» Your goal
Only lines containing the word "Analyst" belong in the answer; copy each one from the records.

(Items listed in a dataset)
-*-*-

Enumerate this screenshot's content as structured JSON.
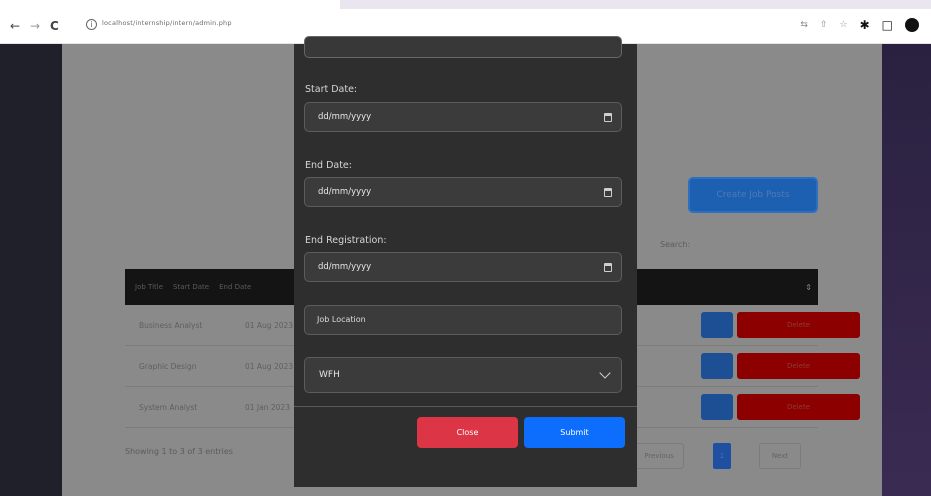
{
  "browser": {
    "url": "localhost/internship/intern/admin.php",
    "back_icon": "arrow-left-icon",
    "forward_icon": "arrow-right-icon",
    "reload_icon": "reload-icon"
  },
  "page": {
    "create_job_label": "Create Job Posts",
    "search_label": "Search:",
    "table": {
      "columns": [
        "Job Title",
        "Start Date",
        "End Date"
      ],
      "rows": [
        {
          "title": "Business Analyst",
          "date": "01 Aug 2023"
        },
        {
          "title": "Graphic Design",
          "date": "01 Aug 2023"
        },
        {
          "title": "System Analyst",
          "date": "01 Jan 2023"
        }
      ],
      "delete_label": "Delete"
    },
    "showing_text": "Showing 1 to 3 of 3 entries",
    "pagination": {
      "previous": "Previous",
      "current": "1",
      "next": "Next"
    }
  },
  "modal": {
    "start_date_label": "Start Date:",
    "start_date_value": "dd/mm/yyyy",
    "end_date_label": "End Date:",
    "end_date_value": "dd/mm/yyyy",
    "end_registration_label": "End Registration:",
    "end_registration_value": "dd/mm/yyyy",
    "job_location_placeholder": "Job Location",
    "work_mode_value": "WFH",
    "close_label": "Close",
    "submit_label": "Submit"
  }
}
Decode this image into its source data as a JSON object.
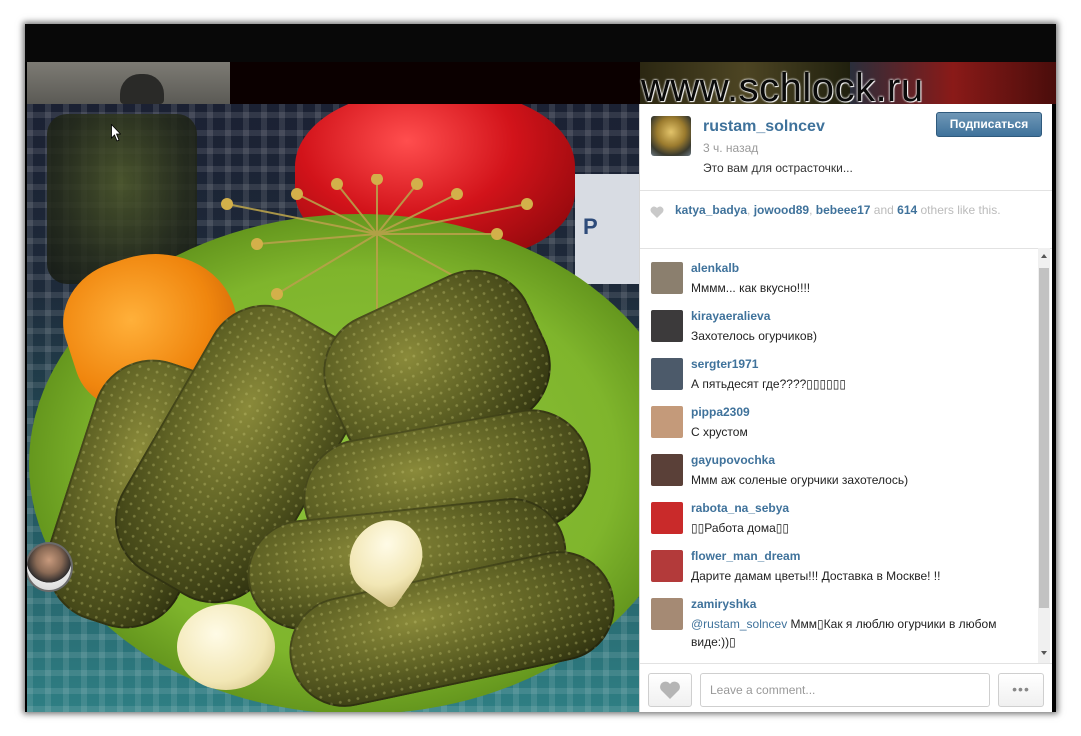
{
  "watermark": "www.schlock.ru",
  "post": {
    "username": "rustam_solncev",
    "time": "3 ч. назад",
    "caption": "Это вам для острасточки...",
    "follow_label": "Подписаться"
  },
  "likes": {
    "users": [
      "katya_badya",
      "jowood89",
      "bebeee17"
    ],
    "sep1": ", ",
    "sep2": ", ",
    "and": " and ",
    "count": "614",
    "others": " others like this."
  },
  "comments": [
    {
      "user": "alenkalb",
      "text": "Мммм... как вкусно!!!!",
      "avatar_color": "#8b7f6e"
    },
    {
      "user": "kirayaeralieva",
      "text": "Захотелось огурчиков)",
      "avatar_color": "#3c3a3b"
    },
    {
      "user": "sergter1971",
      "text": "А пятьдесят где????▯▯▯▯▯▯",
      "avatar_color": "#4c5a6a"
    },
    {
      "user": "pippa2309",
      "text": "С хрустом",
      "avatar_color": "#c49a7a"
    },
    {
      "user": "gayupovochka",
      "text": "Ммм аж соленые огурчики захотелось)",
      "avatar_color": "#5a4038"
    },
    {
      "user": "rabota_na_sebya",
      "text": "▯▯Работа дома▯▯",
      "avatar_color": "#c92a2a"
    },
    {
      "user": "flower_man_dream",
      "text": "Дарите дамам цветы!!! Доставка в Москве! !!",
      "avatar_color": "#b33a3a"
    },
    {
      "user": "zamiryshka",
      "mention": "@rustam_solncev",
      "text": " Ммм▯Как я люблю огурчики в любом виде:))▯",
      "avatar_color": "#a58a74"
    }
  ],
  "comment_input": {
    "placeholder": "Leave a comment..."
  },
  "more_label": "•••",
  "colors": {
    "link": "#3f729b",
    "follow_button": "#3f729b"
  },
  "icons": {
    "like": "heart-icon",
    "more": "ellipsis-icon",
    "cursor": "pointer-cursor-icon"
  }
}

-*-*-

» Task response
          "title": "Business Analyst",
          "title": "System Analyst",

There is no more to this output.